The next morning, when I was by myself for the first time, is when it all started to hit me. I spent a lot of that day in tears. It’s hard to process the whole thing. It’s not like I had found out I actually had breast cancer. But there’s a 75% chance I will get it. That’s a lot. Would I just have to spend year after year hoping to catch the cancer early enough to treat it? I was also reading all kinds of information about preventive surgeries. Did I want to get a double mastectomy? And then reconstructive surgery? I mean, it’s always been nice to think about having “better” boobs. But I really am fine with what I have, so it’s never a decision I would have made otherwise. What kind of reconstruction would I do? What’s the insurance coverage like? I may have to remove my nipples too, do I want to keep those? Why TF am I even having to think about this?!? And what about getting my ovaries and fallopian tubes taken out? I’m not really using them anymore since we are done having kids, but again, being in a place where I have to make decisions like this just didn’t (doesn’t) feel fair. These parts of my body that make me a woman may very well try to kill me. It’s a tough pill to swallow. I fluctuate between fear of the unknown, fear of possible surgeries, anxiety with being in this weird state of in between, fear of passing this on to my boys (there’s a 50% chance each of them will have the same mutation), and sadness and anger that I’m having to deal with any of this in the first place. I’ve done so much work to live a healthy life, being conscious of the types of foods I eat and the products I use. But there’s this thing written into my DNA that may just give me cancer anyway. It can all feel totally maddening if I let it.
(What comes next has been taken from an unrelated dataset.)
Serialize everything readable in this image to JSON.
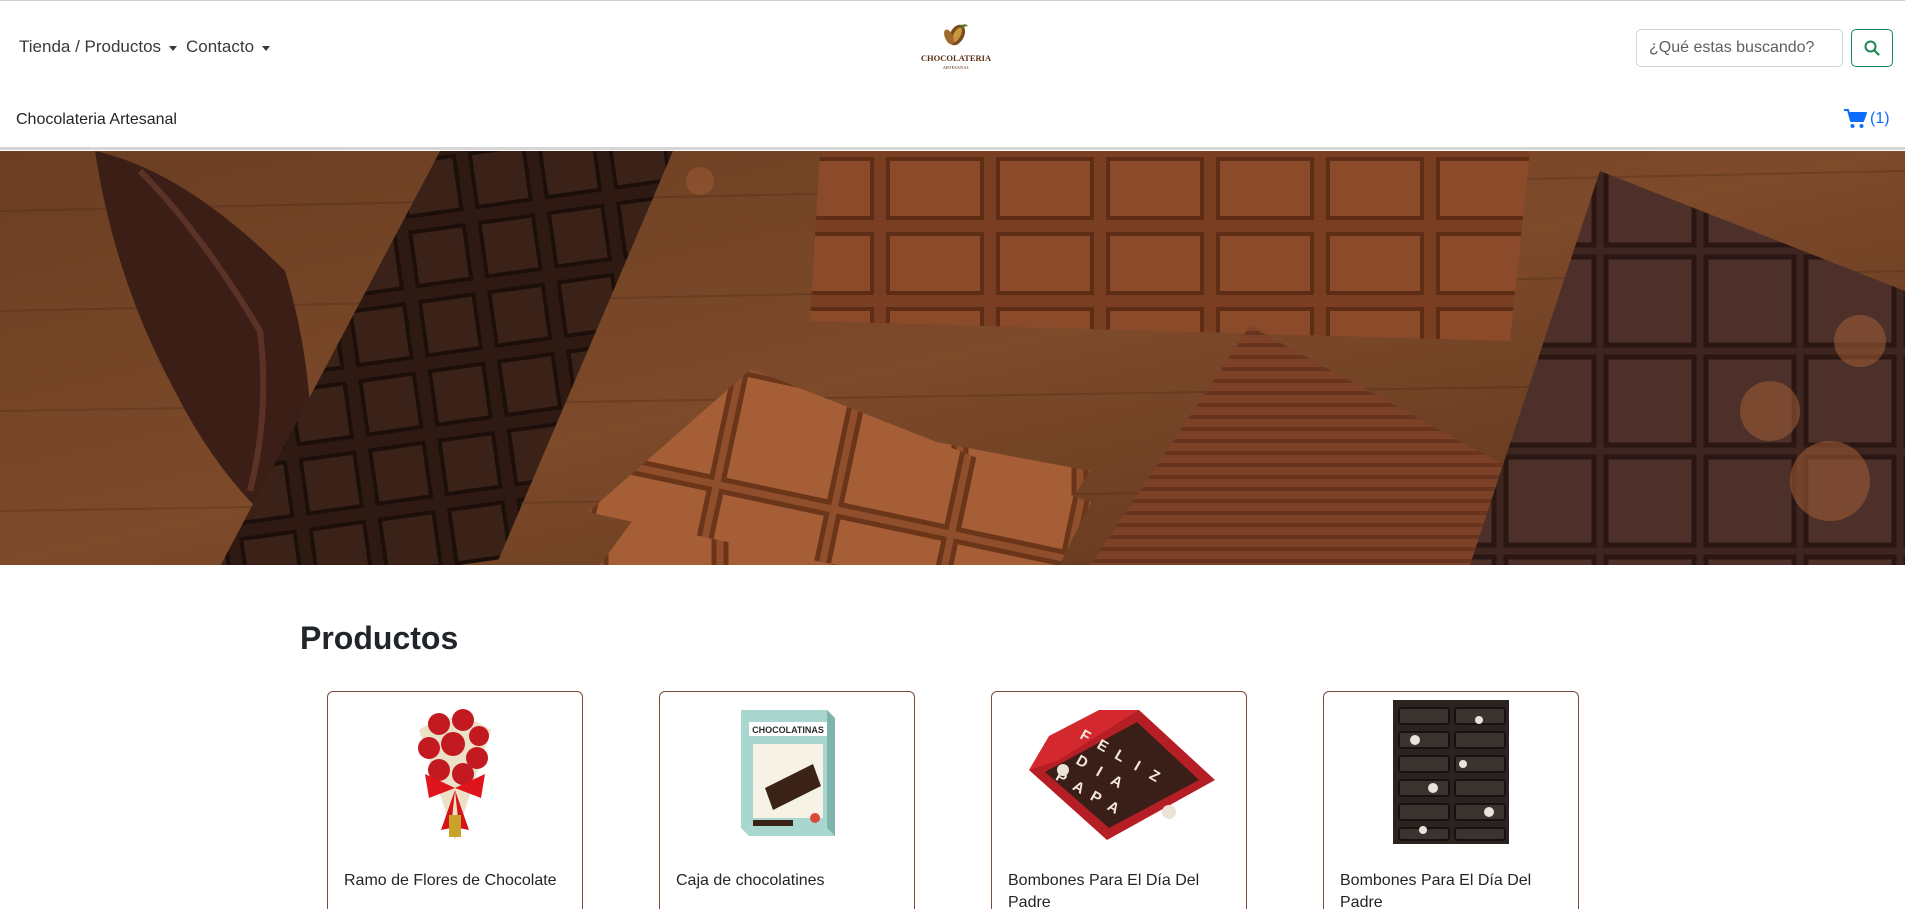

My God, what would I do in this situation if it weren’t for Jesus and the hope I have in Him? God isn’t surprised by any of this news. He knows I have this stupid mutation. He’s always known. He’s prepared the way for me. He gave us Gibson when we weren’t even sure we wanted more kids. He gave me a smooth pregnancy, the most ideal delivery, and a year of nursing, which is the whole point of boobs anyway, right? And we knew for sure we were done having kids before I took this test, which takes so much of the pressure off as I face some possible tough decisions in the near future. He’s going to do great things through this part of my life. He’s already doing it. He works all things together for good, even mutated things! I have hope that He is the author of my life and He already knows all the parts of my story. Am I still sad and scared? Yes, sometimes. But I have hope, and that makes all the difference.
I am planning to keep you in the loop throughout this whole journey, whichever way it goes and whatever decisions I make. I spent a lot of time googling “BRCA blog posts” in the days after I found out just to try and find stories like mine, to find real women, especially mamas of young kids like me, that have gone through this thing. I wanted to see how they were dealing with it and what decisions they made. And now more than ever I am really thankful for this platform I’ve been able to have, however small it is, to share my journey so I can hopefully encourage the next woman who gets this diagnosis. I am open to any questions you might have, so feel free to leave them in the comments or email me at firstname.lastname@example.org.
Read part 2 here.
Hereditary breast cancers account for only 5-10% of all breast cancers. BRCA 1 & 2 mutations are rare in the general public, so unless you have a family history of breast or ovarian cancers, there shouldn't be a need for you to be tested, but you should discuss your family history with your doctor if you have any concerns. You can read more about BRCA gene mutation here.